** RECORDS PROVIDED follows **

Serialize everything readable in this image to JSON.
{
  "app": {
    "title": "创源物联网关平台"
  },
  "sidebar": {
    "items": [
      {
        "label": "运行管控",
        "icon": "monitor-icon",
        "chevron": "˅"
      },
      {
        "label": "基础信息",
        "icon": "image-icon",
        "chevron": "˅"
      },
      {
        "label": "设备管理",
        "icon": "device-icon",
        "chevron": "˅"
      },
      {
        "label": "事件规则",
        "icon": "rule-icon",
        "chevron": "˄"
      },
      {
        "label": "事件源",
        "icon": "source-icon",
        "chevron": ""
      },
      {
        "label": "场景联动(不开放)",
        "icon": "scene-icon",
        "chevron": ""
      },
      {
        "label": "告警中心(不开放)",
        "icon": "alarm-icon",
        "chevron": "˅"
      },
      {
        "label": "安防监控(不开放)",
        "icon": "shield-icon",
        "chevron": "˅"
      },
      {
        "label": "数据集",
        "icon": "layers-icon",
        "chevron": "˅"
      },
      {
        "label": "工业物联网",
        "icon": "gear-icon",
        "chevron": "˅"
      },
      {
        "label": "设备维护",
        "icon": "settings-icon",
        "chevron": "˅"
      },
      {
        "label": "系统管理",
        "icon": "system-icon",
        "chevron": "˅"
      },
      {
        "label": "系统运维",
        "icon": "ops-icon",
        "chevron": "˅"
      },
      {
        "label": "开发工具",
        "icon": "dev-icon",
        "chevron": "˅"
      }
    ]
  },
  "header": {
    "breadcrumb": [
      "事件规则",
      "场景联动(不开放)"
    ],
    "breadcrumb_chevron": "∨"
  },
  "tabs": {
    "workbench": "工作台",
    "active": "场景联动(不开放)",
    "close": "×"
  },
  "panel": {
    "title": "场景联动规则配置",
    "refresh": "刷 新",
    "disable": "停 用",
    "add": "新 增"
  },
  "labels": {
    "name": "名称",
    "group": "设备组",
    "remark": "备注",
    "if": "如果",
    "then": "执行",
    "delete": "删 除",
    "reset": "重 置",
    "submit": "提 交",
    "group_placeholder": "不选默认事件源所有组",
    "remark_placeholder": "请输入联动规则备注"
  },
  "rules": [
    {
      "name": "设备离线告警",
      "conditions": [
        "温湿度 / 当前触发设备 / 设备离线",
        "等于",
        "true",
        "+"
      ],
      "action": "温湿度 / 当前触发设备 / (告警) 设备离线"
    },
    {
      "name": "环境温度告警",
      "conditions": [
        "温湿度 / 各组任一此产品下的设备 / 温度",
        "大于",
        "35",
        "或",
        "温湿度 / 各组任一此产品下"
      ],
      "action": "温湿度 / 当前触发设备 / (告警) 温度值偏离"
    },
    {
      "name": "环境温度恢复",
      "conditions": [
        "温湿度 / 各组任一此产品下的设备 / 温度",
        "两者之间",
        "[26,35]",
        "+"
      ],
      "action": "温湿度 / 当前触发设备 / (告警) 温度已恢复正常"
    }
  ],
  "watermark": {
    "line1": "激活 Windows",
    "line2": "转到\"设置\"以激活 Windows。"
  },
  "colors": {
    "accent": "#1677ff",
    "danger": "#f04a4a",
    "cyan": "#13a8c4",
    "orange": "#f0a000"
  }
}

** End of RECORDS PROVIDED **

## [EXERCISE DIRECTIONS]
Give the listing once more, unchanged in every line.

## [ANSWER BOX]
Serialize everything readable in this image to JSON.
{
  "app": {
    "title": "创源物联网关平台"
  },
  "sidebar": {
    "items": [
      {
        "label": "运行管控",
        "icon": "monitor-icon",
        "chevron": "˅"
      },
      {
        "label": "基础信息",
        "icon": "image-icon",
        "chevron": "˅"
      },
      {
        "label": "设备管理",
        "icon": "device-icon",
        "chevron": "˅"
      },
      {
        "label": "事件规则",
        "icon": "rule-icon",
        "chevron": "˄"
      },
      {
        "label": "事件源",
        "icon": "source-icon",
        "chevron": ""
      },
      {
        "label": "场景联动(不开放)",
        "icon": "scene-icon",
        "chevron": ""
      },
      {
        "label": "告警中心(不开放)",
        "icon": "alarm-icon",
        "chevron": "˅"
      },
      {
        "label": "安防监控(不开放)",
        "icon": "shield-icon",
        "chevron": "˅"
      },
      {
        "label": "数据集",
        "icon": "layers-icon",
        "chevron": "˅"
      },
      {
        "label": "工业物联网",
        "icon": "gear-icon",
        "chevron": "˅"
      },
      {
        "label": "设备维护",
        "icon": "settings-icon",
        "chevron": "˅"
      },
      {
        "label": "系统管理",
        "icon": "system-icon",
        "chevron": "˅"
      },
      {
        "label": "系统运维",
        "icon": "ops-icon",
        "chevron": "˅"
      },
      {
        "label": "开发工具",
        "icon": "dev-icon",
        "chevron": "˅"
      }
    ]
  },
  "header": {
    "breadcrumb": [
      "事件规则",
      "场景联动(不开放)"
    ],
    "breadcrumb_chevron": "∨"
  },
  "tabs": {
    "workbench": "工作台",
    "active": "场景联动(不开放)",
    "close": "×"
  },
  "panel": {
    "title": "场景联动规则配置",
    "refresh": "刷 新",
    "disable": "停 用",
    "add": "新 增"
  },
  "labels": {
    "name": "名称",
    "group": "设备组",
    "remark": "备注",
    "if": "如果",
    "then": "执行",
    "delete": "删 除",
    "reset": "重 置",
    "submit": "提 交",
    "group_placeholder": "不选默认事件源所有组",
    "remark_placeholder": "请输入联动规则备注"
  },
  "rules": [
    {
      "name": "设备离线告警",
      "conditions": [
        "温湿度 / 当前触发设备 / 设备离线",
        "等于",
        "true",
        "+"
      ],
      "action": "温湿度 / 当前触发设备 / (告警) 设备离线"
    },
    {
      "name": "环境温度告警",
      "conditions": [
        "温湿度 / 各组任一此产品下的设备 / 温度",
        "大于",
        "35",
        "或",
        "温湿度 / 各组任一此产品下"
      ],
      "action": "温湿度 / 当前触发设备 / (告警) 温度值偏离"
    },
    {
      "name": "环境温度恢复",
      "conditions": [
        "温湿度 / 各组任一此产品下的设备 / 温度",
        "两者之间",
        "[26,35]",
        "+"
      ],
      "action": "温湿度 / 当前触发设备 / (告警) 温度已恢复正常"
    }
  ],
  "watermark": {
    "line1": "激活 Windows",
    "line2": "转到\"设置\"以激活 Windows。"
  },
  "colors": {
    "accent": "#1677ff",
    "danger": "#f04a4a",
    "cyan": "#13a8c4",
    "orange": "#f0a000"
  }
}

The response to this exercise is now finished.